This subject shall b» n»w closed with a few practical uses.
First, It affords an use of lamentation, that gTeat multitudes continue in darkness and ignorance, notwithstanding all the glory of divine light, which shines around them. Alas, for the stupidity, folly, and blindness of mankind! With propriety we might here take up the lamentation of the weeping prophet, and say, Oh that our head were waters, and our eyes a fountain of "tears, that we might weep day and night," over the hosts of mankind who are perishing for th« lack of this spiritual knowledge. Multitudes all they know is merely by their senses; strip them of the shape and figure of men, they would retain little to discriminate them from the beasts that perish. Oh how sordid and mean is it for rational creatures to be furnished with faculties for improvement, yet to suffer thera to lie dormant or to run to waste. When will thoughtless man awake to seek after knowledge, especially that knowledge which is saving and divine? Hearken to the counsels of Solomon, " Know wisdom "and instruction, and perceive the words of understanding. "Get wisdom, get understanding. Bow down thine ear to th« u words of the wise, and apply thine heart te my knowledge. "She is more precious than rubies, and all the things thou canst u desire are not to be compared unto her."

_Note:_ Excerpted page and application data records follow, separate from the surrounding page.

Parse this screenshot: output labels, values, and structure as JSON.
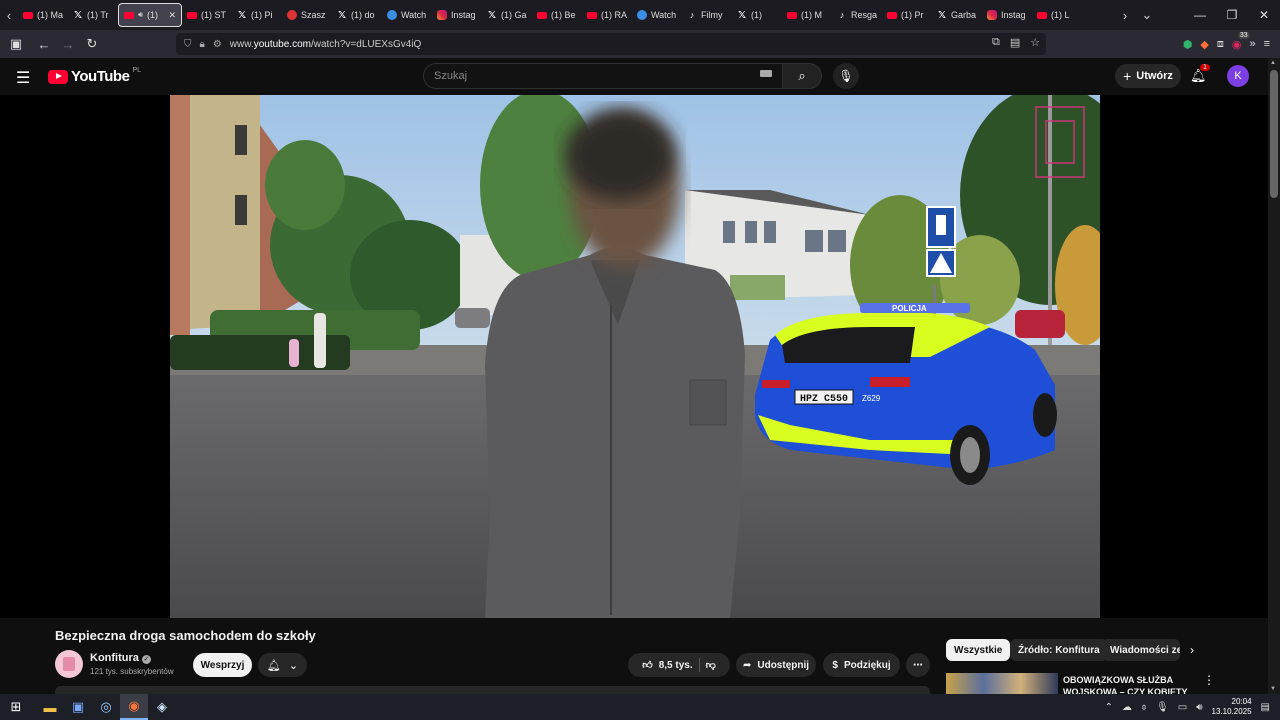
{
  "browser": {
    "tabs": [
      {
        "icon": "youtube-icon",
        "label": "(1) Ma"
      },
      {
        "icon": "x-icon",
        "label": "(1) Tr"
      },
      {
        "icon": "youtube-icon",
        "label": "(1)",
        "active": true
      },
      {
        "icon": "youtube-icon",
        "label": "(1) ST"
      },
      {
        "icon": "x-icon",
        "label": "(1) Pi"
      },
      {
        "icon": "flag-icon",
        "label": "Szasz"
      },
      {
        "icon": "x-icon",
        "label": "(1) do"
      },
      {
        "icon": "watch-icon",
        "label": "Watch"
      },
      {
        "icon": "instagram-icon",
        "label": "Instag"
      },
      {
        "icon": "x-icon",
        "label": "(1) Ga"
      },
      {
        "icon": "youtube-icon",
        "label": "(1) Be"
      },
      {
        "icon": "youtube-icon",
        "label": "(1) RA"
      },
      {
        "icon": "watch-icon",
        "label": "Watch"
      },
      {
        "icon": "tiktok-icon",
        "label": "Filmy"
      },
      {
        "icon": "x-icon",
        "label": "(1)"
      },
      {
        "icon": "youtube-icon",
        "label": "(1) M"
      },
      {
        "icon": "tiktok-icon",
        "label": "Resga"
      },
      {
        "icon": "youtube-icon",
        "label": "(1) Pr"
      },
      {
        "icon": "x-icon",
        "label": "Garba"
      },
      {
        "icon": "instagram-icon",
        "label": "Instag"
      },
      {
        "icon": "youtube-icon",
        "label": "(1) L"
      }
    ],
    "url_prefix": "www.",
    "url_domain": "youtube.com",
    "url_path": "/watch?v=dLUEXsGv4iQ",
    "extension_badge": "33"
  },
  "youtube": {
    "logo_text": "YouTube",
    "country_code": "PL",
    "search_placeholder": "Szukaj",
    "create_label": "Utwórz",
    "notifications_count": "1",
    "avatar_letter": "K"
  },
  "video": {
    "title": "Bezpieczna droga samochodem do szkoły",
    "plate_text": "HPZ C550",
    "police_text": "POLICJA",
    "car_number": "Z629"
  },
  "channel": {
    "name": "Konfitura",
    "subscribers": "121 tys. subskrybentów",
    "support_label": "Wesprzyj"
  },
  "actions": {
    "likes": "8,5 tys.",
    "share_label": "Udostępnij",
    "thanks_label": "Podziękuj"
  },
  "chips": [
    "Wszystkie",
    "Źródło: Konfitura",
    "Wiadomości ze ś"
  ],
  "recommendation": {
    "title": "OBOWIĄZKOWA SŁUŻBA WOJSKOWA – CZY KOBIETY"
  },
  "taskbar": {
    "time": "20:04",
    "date": "13.10.2025"
  },
  "colors": {
    "accent_red": "#ff0033",
    "avatar_purple": "#7b3fe4",
    "police_blue": "#1e4fd6",
    "police_yellow": "#d8ff1f"
  }
}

Secondly, This doctrine affords us an use of examination. We should enquire both into our knowledge and the nature of it. We should often be searching and trying ourselves. "Know "ye not your ownselves?" saith the Apostle. Is our knowledge merely that arising from our senses, and from the exercise of natural powers in matters of speculation, or is our knowledge holy, spiritual and divine? Do we perceive and behold a peculiar glory and beauty in heavenly things? Have we a taste and relish for divine objects? Are they savoury, sweet, and precious to our souls? Does this knowledge form our hearts to holy exercises, eur lives to a gsdly practice, and render our conversation such as becometh the gospel? If this be your knowlege, then happy are ye indeed. You have a saving knowledge of God, and Jesus Christ, and spiritual things which is eternal life. Proceed on to make greater acquisitions of this divine science. Then shall ye know more and more when ye follow on to know the Lord. "When wisdom entereth into thine heart, and knowledge is "pleasant unto thy soul, discretion shall preserve thee, understanding shall keep thee, to deliver thee from the way of the "evil one. Happy is the man that findeth wisdom, and the man "that getteth understanding. Her ways are ways of pleasant"ness, and all her paths are peace."
Finally, Let us be exhorted to seek after this spiritual and saving knowledge. All other things are loss and nothing in comparison of it. Remember, " wisdom," or true religion, "ex"celleth folly as far as light excelleth darkness. It cannot be "gotten for gold, neither shall silver be weighed for the price “thereof.” I shall close this subject in the words of our text. “Let him that glorieth, glory in this, that he understandeth “and knoweth me, that I am the Lord, which exercise loving